A former royal bodyguard told us the security challenges Prince Harry and Meghan Markle could face as they walk away from the royal family
- The Duke and Duchess of Sussex will face additional security challenges now that the Canadian government will no longer pay for their protection after they step down in April.
- Buckingham Palace has not commented on whether it will pay for the couple's security.
- According to former royal protection officer Simon Morgan, it's not an option for the couple to have no security.
- "I don't believe the threat is going to go away," Morgan told Insider. "There's a peak in people's interest in what the royal family is doing at the moment."
- Visit Insider's homepage for more stories.
Now that the Canadian government has said it will stop paying for Prince Harry and Meghan Markle's security, the couple will face a whole new set of challenges regarding their protection.
Government officials confirmed the country has been paying for the Duke and Duchess of Sussex's protection since they arrived in November, however this will cease "in keeping with their change in status."
As part of new negotiations with the Queen, the couple will no longer use their HRH titles and will completely step back from all royal duties, starting from April.
However, a spokesperson for the palace said they do not plan to comment "on the details of security arrangements" for the couple.
"There are well established independent processes to determine the need for publicly-funded security," they added.
There has been debate on whether the couple should be able to continue using royal protection officers, since they are sourced by the Metropolitan Police and funded by the British taxpayer.
Alternatively, security could be provided by a private firm.
One person who knows the ins and outs of royal protection is Simon Morgan, who worked as a bodyguard to members of the royal family from 2007 until 2013.
Morgan, who now works as the Director of Operations and Training at private security firm Trojan Consultancy, said the couple could pay for private security. However, it may be challenging, not to mention expensive, to find a firm experienced enough to protect former members of the royal family.
'Not many people have experience dealing with members of the royal family'
Morgan noted that while "a royal protection officer will have up to six months training" when transitioning from the police, those in the private sector "only have to do a two-week course."
"There's a lot that goes into creating a protection officer of that level," Morgan said.
"If done correctly, it's expensive. Protection done well is a lifestyle choice. Not many people have experience dealing with members of the royal family.
"It's not as though any old private security company could work for them, they wouldn't have the experience or contacts to work at their level."
Nonetheless, Morgan notes Harry and Markle wouldn't be the first non-working royals to do this. Princesses Beatrice and Eugenie — who both have regular careers outside of the royal family — have private security paid for by the Duke of York.
However, Morgan says it's not an option for the couple to have no security
"I don't believe the threat is going to go away," he said. "The threat will remain constant.
"There's a peak in people's interest in what the royal family is doing at the moment.

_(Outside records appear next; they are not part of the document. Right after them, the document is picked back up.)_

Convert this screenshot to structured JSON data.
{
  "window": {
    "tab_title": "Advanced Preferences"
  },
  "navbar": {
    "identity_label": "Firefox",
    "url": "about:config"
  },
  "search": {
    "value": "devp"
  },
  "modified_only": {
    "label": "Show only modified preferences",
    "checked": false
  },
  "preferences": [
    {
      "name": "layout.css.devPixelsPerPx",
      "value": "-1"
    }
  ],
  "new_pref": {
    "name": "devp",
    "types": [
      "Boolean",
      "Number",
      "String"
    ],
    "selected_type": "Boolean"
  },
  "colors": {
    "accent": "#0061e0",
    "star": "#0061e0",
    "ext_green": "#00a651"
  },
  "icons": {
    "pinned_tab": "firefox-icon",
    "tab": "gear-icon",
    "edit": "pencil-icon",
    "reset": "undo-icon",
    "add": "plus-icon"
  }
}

"In regards to political and religious terrorism, the threat remains the same [as before]. However, day-to-day threat in regards to intrusion — whether that be from ordinary people or the media — may increase."
Intrusion is something members of the royal family deal with on a regular basis. In May last year, it was announced that Prince Harry won a lawsuit against Splash News, after the agency used a helicopter to fly over the couple's home and take photos of their living room, dining room, and even their bedroom.
A man even managed to break in to the Queen's bedroom in Buckingham Palace back in 1982.
Michael Fagan scaled the palace's 14-foot high wall before entering the building through an open window in what was later described as "one of the 20th century's worst royal security breaches," according to the Express.
He then found his way to the Queen's bedroom and sat on the edge of her bed. Her Majesty, who was inside the room, was able to contact security and Fagan was ultimately arrested.
Morgan added: "I don't believe for one minute they will stop having protection … what that model will look like is difficult to say.
"Based on the threat and risk scenario, we have two former senior members of the royal family — people who are internationally recognized.
"They are very well known people, the duke is a war veteran, and you have the threat that could be somewhat heightened now. People's desire to find out what they're doing has increased, and people who wish to do them harm."
However, the UK could potentially still foot the bill
Buckingham Palace has not commented on whether it will provide security for the couple from April.
Harry and Markle said they will still "require effective security" on their Sussex Royal website, however they did not confirm if British taxpayers would continue to pay for this.
"It is agreed that The Duke and Duchess of Sussex will continue to require effective security to protect them and their son," the statement on their website read.
"This is based on The Duke's public profile by virtue of being born into The Royal Family, his military service, the Duchess' own independent profile, and the shared threat and risk level documented specifically over the last few years. No further details can be shared as this is classified information for safety reasons."
Morgan said: "Until things get ironed out, it's difficult to say where the protection package will sit, and who will pay for it.
"There is a lot of unanswered questions. The delivery of a protection package overseas is not unusual — the UK's prime minister will have holidays overseas where they have protection officers deployed."
Source: Read Full Article